The entries below should be set down again exactly, with every picture left out.

▶

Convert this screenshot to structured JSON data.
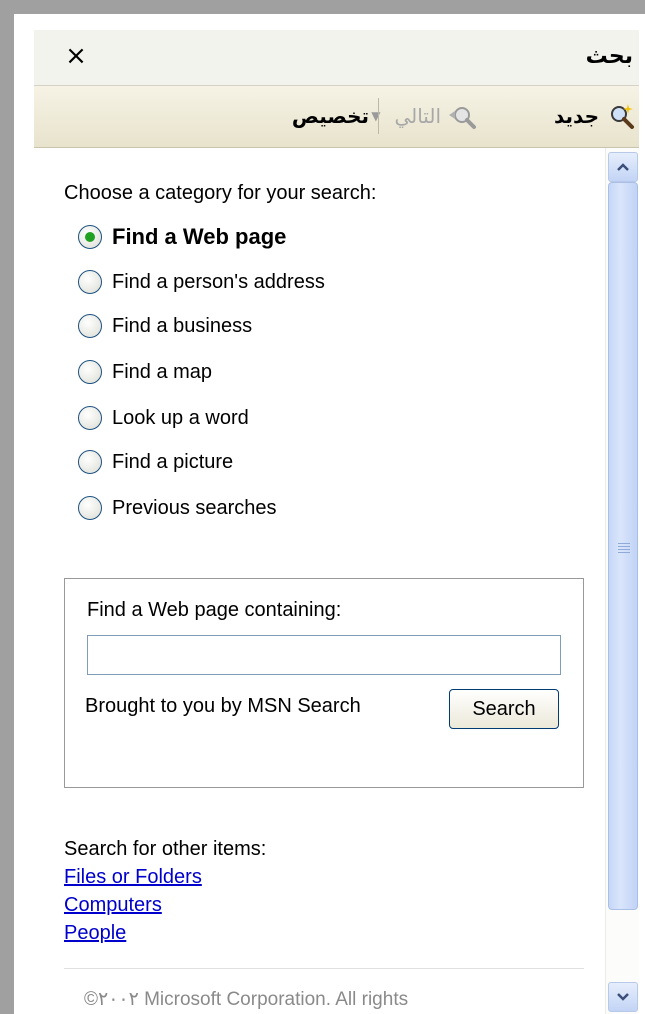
{
  "window": {
    "title": "بحث",
    "close_glyph": "×"
  },
  "toolbar": {
    "new_label": "جديد",
    "new_icon": "magnifier-sparkle-icon",
    "next_label": "التالي",
    "next_icon": "magnifier-arrow-icon",
    "customize_label": "تخصيص"
  },
  "search": {
    "prompt": "Choose a category for your search:",
    "options": [
      {
        "label": "Find a Web page",
        "selected": true
      },
      {
        "label": "Find a person's address",
        "selected": false
      },
      {
        "label": "Find a business",
        "selected": false
      },
      {
        "label": "Find a map",
        "selected": false
      },
      {
        "label": "Look up a word",
        "selected": false
      },
      {
        "label": "Find a picture",
        "selected": false
      },
      {
        "label": "Previous searches",
        "selected": false
      }
    ],
    "group_title": "Find a Web page containing:",
    "query_value": "",
    "provider_text": "Brought to you by MSN Search",
    "button_label": "Search"
  },
  "other": {
    "label": "Search for other items:",
    "links": [
      "Files or Folders",
      "Computers",
      "People"
    ]
  },
  "footer": {
    "copyright": "©٢٠٠٢ Microsoft Corporation. All rights"
  },
  "colors": {
    "toolbar_bg": "#ece8d4",
    "link": "#0000cc",
    "scrollbar": "#c6d7f7",
    "radio_dot": "#21a121"
  }
}
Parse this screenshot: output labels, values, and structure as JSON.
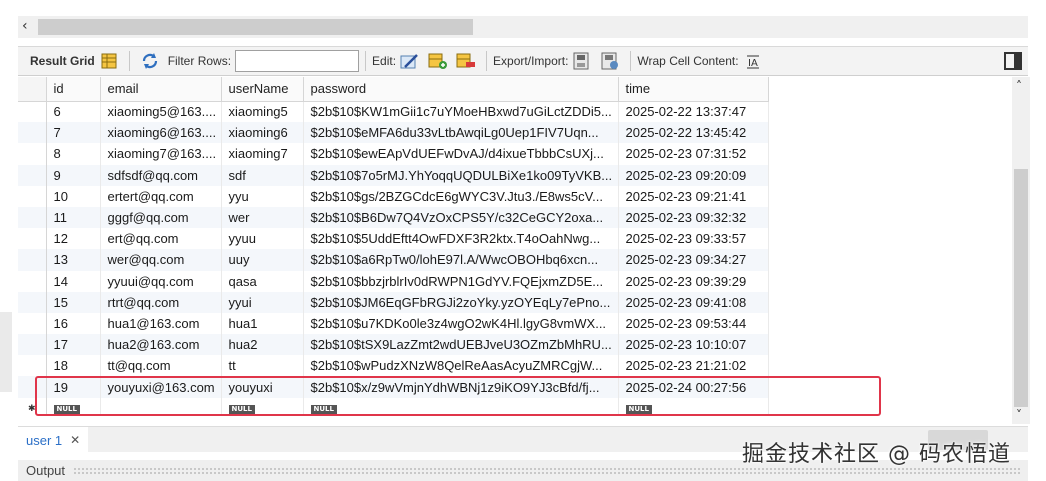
{
  "toolbar": {
    "result_grid": "Result Grid",
    "filter_rows": "Filter Rows:",
    "filter_value": "",
    "edit": "Edit:",
    "export_import": "Export/Import:",
    "wrap_cell": "Wrap Cell Content:"
  },
  "grid": {
    "columns": [
      "id",
      "email",
      "userName",
      "password",
      "time"
    ],
    "rows": [
      [
        "6",
        "xiaoming5@163....",
        "xiaoming5",
        "$2b$10$KW1mGii1c7uYMoeHBxwd7uGiLctZDDi5...",
        "2025-02-22 13:37:47"
      ],
      [
        "7",
        "xiaoming6@163....",
        "xiaoming6",
        "$2b$10$eMFA6du33vLtbAwqiLg0Uep1FIV7Uqn...",
        "2025-02-22 13:45:42"
      ],
      [
        "8",
        "xiaoming7@163....",
        "xiaoming7",
        "$2b$10$ewEApVdUEFwDvAJ/d4ixueTbbbCsUXj...",
        "2025-02-23 07:31:52"
      ],
      [
        "9",
        "sdfsdf@qq.com",
        "sdf",
        "$2b$10$7o5rMJ.YhYoqqUQDULBiXe1ko09TyVKB...",
        "2025-02-23 09:20:09"
      ],
      [
        "10",
        "ertert@qq.com",
        "yyu",
        "$2b$10$gs/2BZGCdcE6gWYC3V.Jtu3./E8ws5cV...",
        "2025-02-23 09:21:41"
      ],
      [
        "11",
        "gggf@qq.com",
        "wer",
        "$2b$10$B6Dw7Q4VzOxCPS5Y/c32CeGCY2oxa...",
        "2025-02-23 09:32:32"
      ],
      [
        "12",
        "ert@qq.com",
        "yyuu",
        "$2b$10$5UddEftt4OwFDXF3R2ktx.T4oOahNwg...",
        "2025-02-23 09:33:57"
      ],
      [
        "13",
        "wer@qq.com",
        "uuy",
        "$2b$10$a6RpTw0/lohE97l.A/WwcOBOHbq6xcn...",
        "2025-02-23 09:34:27"
      ],
      [
        "14",
        "yyuui@qq.com",
        "qasa",
        "$2b$10$bbzjrblrIv0dRWPN1GdYV.FQEjxmZD5E...",
        "2025-02-23 09:39:29"
      ],
      [
        "15",
        "rtrt@qq.com",
        "yyui",
        "$2b$10$JM6EqGFbRGJi2zoYky.yzOYEqLy7ePno...",
        "2025-02-23 09:41:08"
      ],
      [
        "16",
        "hua1@163.com",
        "hua1",
        "$2b$10$u7KDKo0le3z4wgO2wK4Hl.lgyG8vmWX...",
        "2025-02-23 09:53:44"
      ],
      [
        "17",
        "hua2@163.com",
        "hua2",
        "$2b$10$tSX9LazZmt2wdUEBJveU3OZmZbMhRU...",
        "2025-02-23 10:10:07"
      ],
      [
        "18",
        "tt@qq.com",
        "tt",
        "$2b$10$wPudzXNzW8QelReAasAcyuZMRCgjW...",
        "2025-02-23 21:21:02"
      ],
      [
        "19",
        "youyuxi@163.com",
        "youyuxi",
        "$2b$10$x/z9wVmjnYdhWBNj1z9iKO9YJ3cBfd/fj...",
        "2025-02-24 00:27:56"
      ]
    ],
    "null_label": "NULL",
    "new_row_marker": "✱"
  },
  "tabs": [
    {
      "label": "user 1"
    }
  ],
  "output": {
    "label": "Output"
  },
  "watermark": "掘金技术社区 @ 码农悟道",
  "colors": {
    "highlight": "#e0354a",
    "tab_text": "#2b6fc7"
  }
}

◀

* _Output_:
Convert this screenshot to structured JSON data.
{
  "window": {
    "title": "بحث",
    "close_glyph": "×"
  },
  "toolbar": {
    "new_label": "جديد",
    "new_icon": "magnifier-sparkle-icon",
    "next_label": "التالي",
    "next_icon": "magnifier-arrow-icon",
    "customize_label": "تخصيص"
  },
  "search": {
    "prompt": "Choose a category for your search:",
    "options": [
      {
        "label": "Find a Web page",
        "selected": true
      },
      {
        "label": "Find a person's address",
        "selected": false
      },
      {
        "label": "Find a business",
        "selected": false
      },
      {
        "label": "Find a map",
        "selected": false
      },
      {
        "label": "Look up a word",
        "selected": false
      },
      {
        "label": "Find a picture",
        "selected": false
      },
      {
        "label": "Previous searches",
        "selected": false
      }
    ],
    "group_title": "Find a Web page containing:",
    "query_value": "",
    "provider_text": "Brought to you by MSN Search",
    "button_label": "Search"
  },
  "other": {
    "label": "Search for other items:",
    "links": [
      "Files or Folders",
      "Computers",
      "People"
    ]
  },
  "footer": {
    "copyright": "©٢٠٠٢ Microsoft Corporation. All rights"
  },
  "colors": {
    "toolbar_bg": "#ece8d4",
    "link": "#0000cc",
    "scrollbar": "#c6d7f7",
    "radio_dot": "#21a121"
  }
}
Parse this screenshot: output labels, values, and structure as JSON.
{
  "toolbar": {
    "result_grid": "Result Grid",
    "filter_rows": "Filter Rows:",
    "filter_value": "",
    "edit": "Edit:",
    "export_import": "Export/Import:",
    "wrap_cell": "Wrap Cell Content:"
  },
  "grid": {
    "columns": [
      "id",
      "email",
      "userName",
      "password",
      "time"
    ],
    "rows": [
      [
        "6",
        "xiaoming5@163....",
        "xiaoming5",
        "$2b$10$KW1mGii1c7uYMoeHBxwd7uGiLctZDDi5...",
        "2025-02-22 13:37:47"
      ],
      [
        "7",
        "xiaoming6@163....",
        "xiaoming6",
        "$2b$10$eMFA6du33vLtbAwqiLg0Uep1FIV7Uqn...",
        "2025-02-22 13:45:42"
      ],
      [
        "8",
        "xiaoming7@163....",
        "xiaoming7",
        "$2b$10$ewEApVdUEFwDvAJ/d4ixueTbbbCsUXj...",
        "2025-02-23 07:31:52"
      ],
      [
        "9",
        "sdfsdf@qq.com",
        "sdf",
        "$2b$10$7o5rMJ.YhYoqqUQDULBiXe1ko09TyVKB...",
        "2025-02-23 09:20:09"
      ],
      [
        "10",
        "ertert@qq.com",
        "yyu",
        "$2b$10$gs/2BZGCdcE6gWYC3V.Jtu3./E8ws5cV...",
        "2025-02-23 09:21:41"
      ],
      [
        "11",
        "gggf@qq.com",
        "wer",
        "$2b$10$B6Dw7Q4VzOxCPS5Y/c32CeGCY2oxa...",
        "2025-02-23 09:32:32"
      ],
      [
        "12",
        "ert@qq.com",
        "yyuu",
        "$2b$10$5UddEftt4OwFDXF3R2ktx.T4oOahNwg...",
        "2025-02-23 09:33:57"
      ],
      [
        "13",
        "wer@qq.com",
        "uuy",
        "$2b$10$a6RpTw0/lohE97l.A/WwcOBOHbq6xcn...",
        "2025-02-23 09:34:27"
      ],
      [
        "14",
        "yyuui@qq.com",
        "qasa",
        "$2b$10$bbzjrblrIv0dRWPN1GdYV.FQEjxmZD5E...",
        "2025-02-23 09:39:29"
      ],
      [
        "15",
        "rtrt@qq.com",
        "yyui",
        "$2b$10$JM6EqGFbRGJi2zoYky.yzOYEqLy7ePno...",
        "2025-02-23 09:41:08"
      ],
      [
        "16",
        "hua1@163.com",
        "hua1",
        "$2b$10$u7KDKo0le3z4wgO2wK4Hl.lgyG8vmWX...",
        "2025-02-23 09:53:44"
      ],
      [
        "17",
        "hua2@163.com",
        "hua2",
        "$2b$10$tSX9LazZmt2wdUEBJveU3OZmZbMhRU...",
        "2025-02-23 10:10:07"
      ],
      [
        "18",
        "tt@qq.com",
        "tt",
        "$2b$10$wPudzXNzW8QelReAasAcyuZMRCgjW...",
        "2025-02-23 21:21:02"
      ],
      [
        "19",
        "youyuxi@163.com",
        "youyuxi",
        "$2b$10$x/z9wVmjnYdhWBNj1z9iKO9YJ3cBfd/fj...",
        "2025-02-24 00:27:56"
      ]
    ],
    "null_label": "NULL",
    "new_row_marker": "✱"
  },
  "tabs": [
    {
      "label": "user 1"
    }
  ],
  "output": {
    "label": "Output"
  },
  "watermark": "掘金技术社区 @ 码农悟道",
  "colors": {
    "highlight": "#e0354a",
    "tab_text": "#2b6fc7"
  }
}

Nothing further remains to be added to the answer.